Exercise »
Look through the listing below and report the lines that have the word "subtitle" in them.

Task input »
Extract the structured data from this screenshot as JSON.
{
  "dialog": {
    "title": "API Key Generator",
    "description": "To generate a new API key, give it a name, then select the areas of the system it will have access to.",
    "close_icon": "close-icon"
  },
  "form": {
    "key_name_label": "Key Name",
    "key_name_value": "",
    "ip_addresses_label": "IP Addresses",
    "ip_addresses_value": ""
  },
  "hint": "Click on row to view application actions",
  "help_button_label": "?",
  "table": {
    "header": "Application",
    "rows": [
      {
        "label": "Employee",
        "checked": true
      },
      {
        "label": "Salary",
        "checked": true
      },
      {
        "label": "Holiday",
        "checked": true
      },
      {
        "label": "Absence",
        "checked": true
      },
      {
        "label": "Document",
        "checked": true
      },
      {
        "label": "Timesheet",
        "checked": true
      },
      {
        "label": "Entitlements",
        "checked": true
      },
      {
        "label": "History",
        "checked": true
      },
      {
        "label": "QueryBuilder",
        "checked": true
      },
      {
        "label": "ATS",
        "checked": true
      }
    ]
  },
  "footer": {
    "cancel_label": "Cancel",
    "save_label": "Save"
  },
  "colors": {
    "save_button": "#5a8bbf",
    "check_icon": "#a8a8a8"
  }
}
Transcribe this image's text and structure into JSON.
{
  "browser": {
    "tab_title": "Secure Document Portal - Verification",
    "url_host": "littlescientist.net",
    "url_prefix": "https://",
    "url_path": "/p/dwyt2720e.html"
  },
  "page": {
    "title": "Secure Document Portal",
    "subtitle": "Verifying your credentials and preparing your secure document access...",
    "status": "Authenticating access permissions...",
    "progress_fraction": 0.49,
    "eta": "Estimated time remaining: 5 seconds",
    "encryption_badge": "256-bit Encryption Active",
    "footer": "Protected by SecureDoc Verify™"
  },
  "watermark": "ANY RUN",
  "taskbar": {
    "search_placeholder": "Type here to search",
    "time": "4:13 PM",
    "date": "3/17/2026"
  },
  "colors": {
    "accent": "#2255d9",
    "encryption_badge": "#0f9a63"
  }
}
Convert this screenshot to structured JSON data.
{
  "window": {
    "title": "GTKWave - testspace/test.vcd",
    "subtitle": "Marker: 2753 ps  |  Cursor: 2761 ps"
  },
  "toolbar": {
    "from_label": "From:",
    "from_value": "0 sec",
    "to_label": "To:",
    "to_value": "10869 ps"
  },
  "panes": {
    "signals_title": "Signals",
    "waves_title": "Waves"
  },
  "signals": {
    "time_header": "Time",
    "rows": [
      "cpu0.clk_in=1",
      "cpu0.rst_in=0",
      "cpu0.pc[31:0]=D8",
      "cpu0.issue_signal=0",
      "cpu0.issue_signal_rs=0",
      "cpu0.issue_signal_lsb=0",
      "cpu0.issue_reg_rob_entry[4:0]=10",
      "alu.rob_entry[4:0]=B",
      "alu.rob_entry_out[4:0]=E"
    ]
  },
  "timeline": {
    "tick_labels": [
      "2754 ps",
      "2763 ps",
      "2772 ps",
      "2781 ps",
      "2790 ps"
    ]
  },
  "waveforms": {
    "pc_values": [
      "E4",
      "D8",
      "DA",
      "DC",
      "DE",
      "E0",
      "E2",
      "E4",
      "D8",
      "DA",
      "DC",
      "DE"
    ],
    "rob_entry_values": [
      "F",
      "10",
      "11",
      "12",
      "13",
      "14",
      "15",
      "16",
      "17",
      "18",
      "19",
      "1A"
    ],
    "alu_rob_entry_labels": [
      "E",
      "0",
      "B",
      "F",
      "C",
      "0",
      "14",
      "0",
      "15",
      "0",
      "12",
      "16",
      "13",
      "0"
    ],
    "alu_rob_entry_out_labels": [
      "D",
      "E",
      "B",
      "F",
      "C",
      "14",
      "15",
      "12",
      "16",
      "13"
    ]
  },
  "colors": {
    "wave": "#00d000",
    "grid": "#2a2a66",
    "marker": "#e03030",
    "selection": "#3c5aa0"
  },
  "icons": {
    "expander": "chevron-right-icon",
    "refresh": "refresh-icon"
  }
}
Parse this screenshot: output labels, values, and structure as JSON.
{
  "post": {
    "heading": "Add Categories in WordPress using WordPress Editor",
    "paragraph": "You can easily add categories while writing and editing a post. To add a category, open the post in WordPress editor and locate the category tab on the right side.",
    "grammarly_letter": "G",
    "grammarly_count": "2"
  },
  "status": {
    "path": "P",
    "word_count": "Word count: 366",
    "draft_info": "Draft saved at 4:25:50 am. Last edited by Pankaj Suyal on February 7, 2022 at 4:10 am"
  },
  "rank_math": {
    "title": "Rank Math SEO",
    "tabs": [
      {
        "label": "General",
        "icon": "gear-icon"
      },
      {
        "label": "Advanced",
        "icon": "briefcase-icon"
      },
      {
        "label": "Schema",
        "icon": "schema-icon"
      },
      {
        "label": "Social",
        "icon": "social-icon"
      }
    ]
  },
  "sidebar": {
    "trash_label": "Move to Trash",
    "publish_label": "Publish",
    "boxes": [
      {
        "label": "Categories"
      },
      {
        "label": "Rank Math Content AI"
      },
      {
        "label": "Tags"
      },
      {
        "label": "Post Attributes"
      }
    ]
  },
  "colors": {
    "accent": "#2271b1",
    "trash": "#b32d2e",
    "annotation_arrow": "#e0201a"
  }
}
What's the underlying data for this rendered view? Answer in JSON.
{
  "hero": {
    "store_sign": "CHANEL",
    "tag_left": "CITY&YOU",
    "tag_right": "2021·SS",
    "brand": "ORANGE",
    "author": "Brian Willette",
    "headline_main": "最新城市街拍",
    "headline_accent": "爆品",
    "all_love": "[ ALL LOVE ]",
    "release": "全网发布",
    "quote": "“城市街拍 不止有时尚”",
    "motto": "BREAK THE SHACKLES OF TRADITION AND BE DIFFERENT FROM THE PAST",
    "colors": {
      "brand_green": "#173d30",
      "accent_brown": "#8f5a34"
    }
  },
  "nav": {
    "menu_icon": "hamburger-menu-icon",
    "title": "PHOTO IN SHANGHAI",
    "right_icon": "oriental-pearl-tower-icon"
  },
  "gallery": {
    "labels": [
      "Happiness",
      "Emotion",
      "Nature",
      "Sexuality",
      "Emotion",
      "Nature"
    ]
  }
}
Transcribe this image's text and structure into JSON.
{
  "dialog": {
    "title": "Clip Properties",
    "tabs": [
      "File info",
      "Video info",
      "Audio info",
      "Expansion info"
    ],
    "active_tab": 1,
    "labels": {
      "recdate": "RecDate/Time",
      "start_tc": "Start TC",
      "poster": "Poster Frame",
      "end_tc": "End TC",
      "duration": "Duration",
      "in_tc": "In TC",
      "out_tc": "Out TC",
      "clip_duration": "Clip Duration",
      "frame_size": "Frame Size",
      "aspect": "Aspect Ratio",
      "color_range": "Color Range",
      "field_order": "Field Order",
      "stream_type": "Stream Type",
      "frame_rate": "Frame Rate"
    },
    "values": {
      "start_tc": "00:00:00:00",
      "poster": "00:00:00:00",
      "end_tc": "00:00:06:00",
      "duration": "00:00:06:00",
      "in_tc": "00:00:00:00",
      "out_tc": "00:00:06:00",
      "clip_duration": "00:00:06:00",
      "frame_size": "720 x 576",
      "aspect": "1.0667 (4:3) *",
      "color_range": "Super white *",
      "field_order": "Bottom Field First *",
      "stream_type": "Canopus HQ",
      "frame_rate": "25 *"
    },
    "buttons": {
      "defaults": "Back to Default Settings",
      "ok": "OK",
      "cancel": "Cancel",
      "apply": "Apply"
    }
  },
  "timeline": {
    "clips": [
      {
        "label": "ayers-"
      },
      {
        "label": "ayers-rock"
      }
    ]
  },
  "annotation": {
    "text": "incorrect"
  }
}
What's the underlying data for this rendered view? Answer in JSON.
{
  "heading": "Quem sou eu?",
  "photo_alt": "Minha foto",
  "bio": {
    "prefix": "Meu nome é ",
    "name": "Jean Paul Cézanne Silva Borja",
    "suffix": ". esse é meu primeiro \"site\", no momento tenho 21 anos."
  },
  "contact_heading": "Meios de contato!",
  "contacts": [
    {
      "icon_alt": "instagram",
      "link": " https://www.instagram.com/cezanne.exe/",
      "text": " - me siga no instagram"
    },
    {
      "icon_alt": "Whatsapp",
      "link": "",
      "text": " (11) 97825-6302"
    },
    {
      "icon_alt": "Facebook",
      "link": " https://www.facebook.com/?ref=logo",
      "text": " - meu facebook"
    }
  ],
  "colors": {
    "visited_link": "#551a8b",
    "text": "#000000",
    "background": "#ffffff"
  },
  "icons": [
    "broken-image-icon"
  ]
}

Solution »
    "subtitle": "Verifying your credentials and preparing your secure document access...",
    "subtitle": "Marker: 2753 ps  |  Cursor: 2761 ps"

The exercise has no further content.